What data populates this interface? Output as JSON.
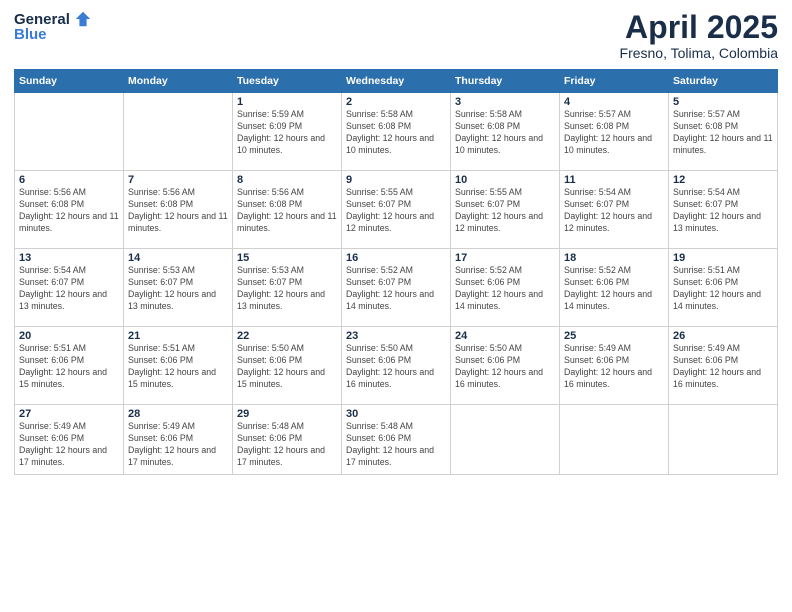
{
  "logo": {
    "general": "General",
    "blue": "Blue"
  },
  "title": "April 2025",
  "subtitle": "Fresno, Tolima, Colombia",
  "days_of_week": [
    "Sunday",
    "Monday",
    "Tuesday",
    "Wednesday",
    "Thursday",
    "Friday",
    "Saturday"
  ],
  "weeks": [
    [
      {
        "day": "",
        "info": ""
      },
      {
        "day": "",
        "info": ""
      },
      {
        "day": "1",
        "info": "Sunrise: 5:59 AM\nSunset: 6:09 PM\nDaylight: 12 hours and 10 minutes."
      },
      {
        "day": "2",
        "info": "Sunrise: 5:58 AM\nSunset: 6:08 PM\nDaylight: 12 hours and 10 minutes."
      },
      {
        "day": "3",
        "info": "Sunrise: 5:58 AM\nSunset: 6:08 PM\nDaylight: 12 hours and 10 minutes."
      },
      {
        "day": "4",
        "info": "Sunrise: 5:57 AM\nSunset: 6:08 PM\nDaylight: 12 hours and 10 minutes."
      },
      {
        "day": "5",
        "info": "Sunrise: 5:57 AM\nSunset: 6:08 PM\nDaylight: 12 hours and 11 minutes."
      }
    ],
    [
      {
        "day": "6",
        "info": "Sunrise: 5:56 AM\nSunset: 6:08 PM\nDaylight: 12 hours and 11 minutes."
      },
      {
        "day": "7",
        "info": "Sunrise: 5:56 AM\nSunset: 6:08 PM\nDaylight: 12 hours and 11 minutes."
      },
      {
        "day": "8",
        "info": "Sunrise: 5:56 AM\nSunset: 6:08 PM\nDaylight: 12 hours and 11 minutes."
      },
      {
        "day": "9",
        "info": "Sunrise: 5:55 AM\nSunset: 6:07 PM\nDaylight: 12 hours and 12 minutes."
      },
      {
        "day": "10",
        "info": "Sunrise: 5:55 AM\nSunset: 6:07 PM\nDaylight: 12 hours and 12 minutes."
      },
      {
        "day": "11",
        "info": "Sunrise: 5:54 AM\nSunset: 6:07 PM\nDaylight: 12 hours and 12 minutes."
      },
      {
        "day": "12",
        "info": "Sunrise: 5:54 AM\nSunset: 6:07 PM\nDaylight: 12 hours and 13 minutes."
      }
    ],
    [
      {
        "day": "13",
        "info": "Sunrise: 5:54 AM\nSunset: 6:07 PM\nDaylight: 12 hours and 13 minutes."
      },
      {
        "day": "14",
        "info": "Sunrise: 5:53 AM\nSunset: 6:07 PM\nDaylight: 12 hours and 13 minutes."
      },
      {
        "day": "15",
        "info": "Sunrise: 5:53 AM\nSunset: 6:07 PM\nDaylight: 12 hours and 13 minutes."
      },
      {
        "day": "16",
        "info": "Sunrise: 5:52 AM\nSunset: 6:07 PM\nDaylight: 12 hours and 14 minutes."
      },
      {
        "day": "17",
        "info": "Sunrise: 5:52 AM\nSunset: 6:06 PM\nDaylight: 12 hours and 14 minutes."
      },
      {
        "day": "18",
        "info": "Sunrise: 5:52 AM\nSunset: 6:06 PM\nDaylight: 12 hours and 14 minutes."
      },
      {
        "day": "19",
        "info": "Sunrise: 5:51 AM\nSunset: 6:06 PM\nDaylight: 12 hours and 14 minutes."
      }
    ],
    [
      {
        "day": "20",
        "info": "Sunrise: 5:51 AM\nSunset: 6:06 PM\nDaylight: 12 hours and 15 minutes."
      },
      {
        "day": "21",
        "info": "Sunrise: 5:51 AM\nSunset: 6:06 PM\nDaylight: 12 hours and 15 minutes."
      },
      {
        "day": "22",
        "info": "Sunrise: 5:50 AM\nSunset: 6:06 PM\nDaylight: 12 hours and 15 minutes."
      },
      {
        "day": "23",
        "info": "Sunrise: 5:50 AM\nSunset: 6:06 PM\nDaylight: 12 hours and 16 minutes."
      },
      {
        "day": "24",
        "info": "Sunrise: 5:50 AM\nSunset: 6:06 PM\nDaylight: 12 hours and 16 minutes."
      },
      {
        "day": "25",
        "info": "Sunrise: 5:49 AM\nSunset: 6:06 PM\nDaylight: 12 hours and 16 minutes."
      },
      {
        "day": "26",
        "info": "Sunrise: 5:49 AM\nSunset: 6:06 PM\nDaylight: 12 hours and 16 minutes."
      }
    ],
    [
      {
        "day": "27",
        "info": "Sunrise: 5:49 AM\nSunset: 6:06 PM\nDaylight: 12 hours and 17 minutes."
      },
      {
        "day": "28",
        "info": "Sunrise: 5:49 AM\nSunset: 6:06 PM\nDaylight: 12 hours and 17 minutes."
      },
      {
        "day": "29",
        "info": "Sunrise: 5:48 AM\nSunset: 6:06 PM\nDaylight: 12 hours and 17 minutes."
      },
      {
        "day": "30",
        "info": "Sunrise: 5:48 AM\nSunset: 6:06 PM\nDaylight: 12 hours and 17 minutes."
      },
      {
        "day": "",
        "info": ""
      },
      {
        "day": "",
        "info": ""
      },
      {
        "day": "",
        "info": ""
      }
    ]
  ]
}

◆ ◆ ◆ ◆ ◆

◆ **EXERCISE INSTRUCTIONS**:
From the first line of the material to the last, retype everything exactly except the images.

◆ **EXERCISE RESULT**:
What data populates this interface? Output as JSON.
{
  "logo": {
    "general": "General",
    "blue": "Blue"
  },
  "title": "April 2025",
  "subtitle": "Fresno, Tolima, Colombia",
  "days_of_week": [
    "Sunday",
    "Monday",
    "Tuesday",
    "Wednesday",
    "Thursday",
    "Friday",
    "Saturday"
  ],
  "weeks": [
    [
      {
        "day": "",
        "info": ""
      },
      {
        "day": "",
        "info": ""
      },
      {
        "day": "1",
        "info": "Sunrise: 5:59 AM\nSunset: 6:09 PM\nDaylight: 12 hours and 10 minutes."
      },
      {
        "day": "2",
        "info": "Sunrise: 5:58 AM\nSunset: 6:08 PM\nDaylight: 12 hours and 10 minutes."
      },
      {
        "day": "3",
        "info": "Sunrise: 5:58 AM\nSunset: 6:08 PM\nDaylight: 12 hours and 10 minutes."
      },
      {
        "day": "4",
        "info": "Sunrise: 5:57 AM\nSunset: 6:08 PM\nDaylight: 12 hours and 10 minutes."
      },
      {
        "day": "5",
        "info": "Sunrise: 5:57 AM\nSunset: 6:08 PM\nDaylight: 12 hours and 11 minutes."
      }
    ],
    [
      {
        "day": "6",
        "info": "Sunrise: 5:56 AM\nSunset: 6:08 PM\nDaylight: 12 hours and 11 minutes."
      },
      {
        "day": "7",
        "info": "Sunrise: 5:56 AM\nSunset: 6:08 PM\nDaylight: 12 hours and 11 minutes."
      },
      {
        "day": "8",
        "info": "Sunrise: 5:56 AM\nSunset: 6:08 PM\nDaylight: 12 hours and 11 minutes."
      },
      {
        "day": "9",
        "info": "Sunrise: 5:55 AM\nSunset: 6:07 PM\nDaylight: 12 hours and 12 minutes."
      },
      {
        "day": "10",
        "info": "Sunrise: 5:55 AM\nSunset: 6:07 PM\nDaylight: 12 hours and 12 minutes."
      },
      {
        "day": "11",
        "info": "Sunrise: 5:54 AM\nSunset: 6:07 PM\nDaylight: 12 hours and 12 minutes."
      },
      {
        "day": "12",
        "info": "Sunrise: 5:54 AM\nSunset: 6:07 PM\nDaylight: 12 hours and 13 minutes."
      }
    ],
    [
      {
        "day": "13",
        "info": "Sunrise: 5:54 AM\nSunset: 6:07 PM\nDaylight: 12 hours and 13 minutes."
      },
      {
        "day": "14",
        "info": "Sunrise: 5:53 AM\nSunset: 6:07 PM\nDaylight: 12 hours and 13 minutes."
      },
      {
        "day": "15",
        "info": "Sunrise: 5:53 AM\nSunset: 6:07 PM\nDaylight: 12 hours and 13 minutes."
      },
      {
        "day": "16",
        "info": "Sunrise: 5:52 AM\nSunset: 6:07 PM\nDaylight: 12 hours and 14 minutes."
      },
      {
        "day": "17",
        "info": "Sunrise: 5:52 AM\nSunset: 6:06 PM\nDaylight: 12 hours and 14 minutes."
      },
      {
        "day": "18",
        "info": "Sunrise: 5:52 AM\nSunset: 6:06 PM\nDaylight: 12 hours and 14 minutes."
      },
      {
        "day": "19",
        "info": "Sunrise: 5:51 AM\nSunset: 6:06 PM\nDaylight: 12 hours and 14 minutes."
      }
    ],
    [
      {
        "day": "20",
        "info": "Sunrise: 5:51 AM\nSunset: 6:06 PM\nDaylight: 12 hours and 15 minutes."
      },
      {
        "day": "21",
        "info": "Sunrise: 5:51 AM\nSunset: 6:06 PM\nDaylight: 12 hours and 15 minutes."
      },
      {
        "day": "22",
        "info": "Sunrise: 5:50 AM\nSunset: 6:06 PM\nDaylight: 12 hours and 15 minutes."
      },
      {
        "day": "23",
        "info": "Sunrise: 5:50 AM\nSunset: 6:06 PM\nDaylight: 12 hours and 16 minutes."
      },
      {
        "day": "24",
        "info": "Sunrise: 5:50 AM\nSunset: 6:06 PM\nDaylight: 12 hours and 16 minutes."
      },
      {
        "day": "25",
        "info": "Sunrise: 5:49 AM\nSunset: 6:06 PM\nDaylight: 12 hours and 16 minutes."
      },
      {
        "day": "26",
        "info": "Sunrise: 5:49 AM\nSunset: 6:06 PM\nDaylight: 12 hours and 16 minutes."
      }
    ],
    [
      {
        "day": "27",
        "info": "Sunrise: 5:49 AM\nSunset: 6:06 PM\nDaylight: 12 hours and 17 minutes."
      },
      {
        "day": "28",
        "info": "Sunrise: 5:49 AM\nSunset: 6:06 PM\nDaylight: 12 hours and 17 minutes."
      },
      {
        "day": "29",
        "info": "Sunrise: 5:48 AM\nSunset: 6:06 PM\nDaylight: 12 hours and 17 minutes."
      },
      {
        "day": "30",
        "info": "Sunrise: 5:48 AM\nSunset: 6:06 PM\nDaylight: 12 hours and 17 minutes."
      },
      {
        "day": "",
        "info": ""
      },
      {
        "day": "",
        "info": ""
      },
      {
        "day": "",
        "info": ""
      }
    ]
  ]
}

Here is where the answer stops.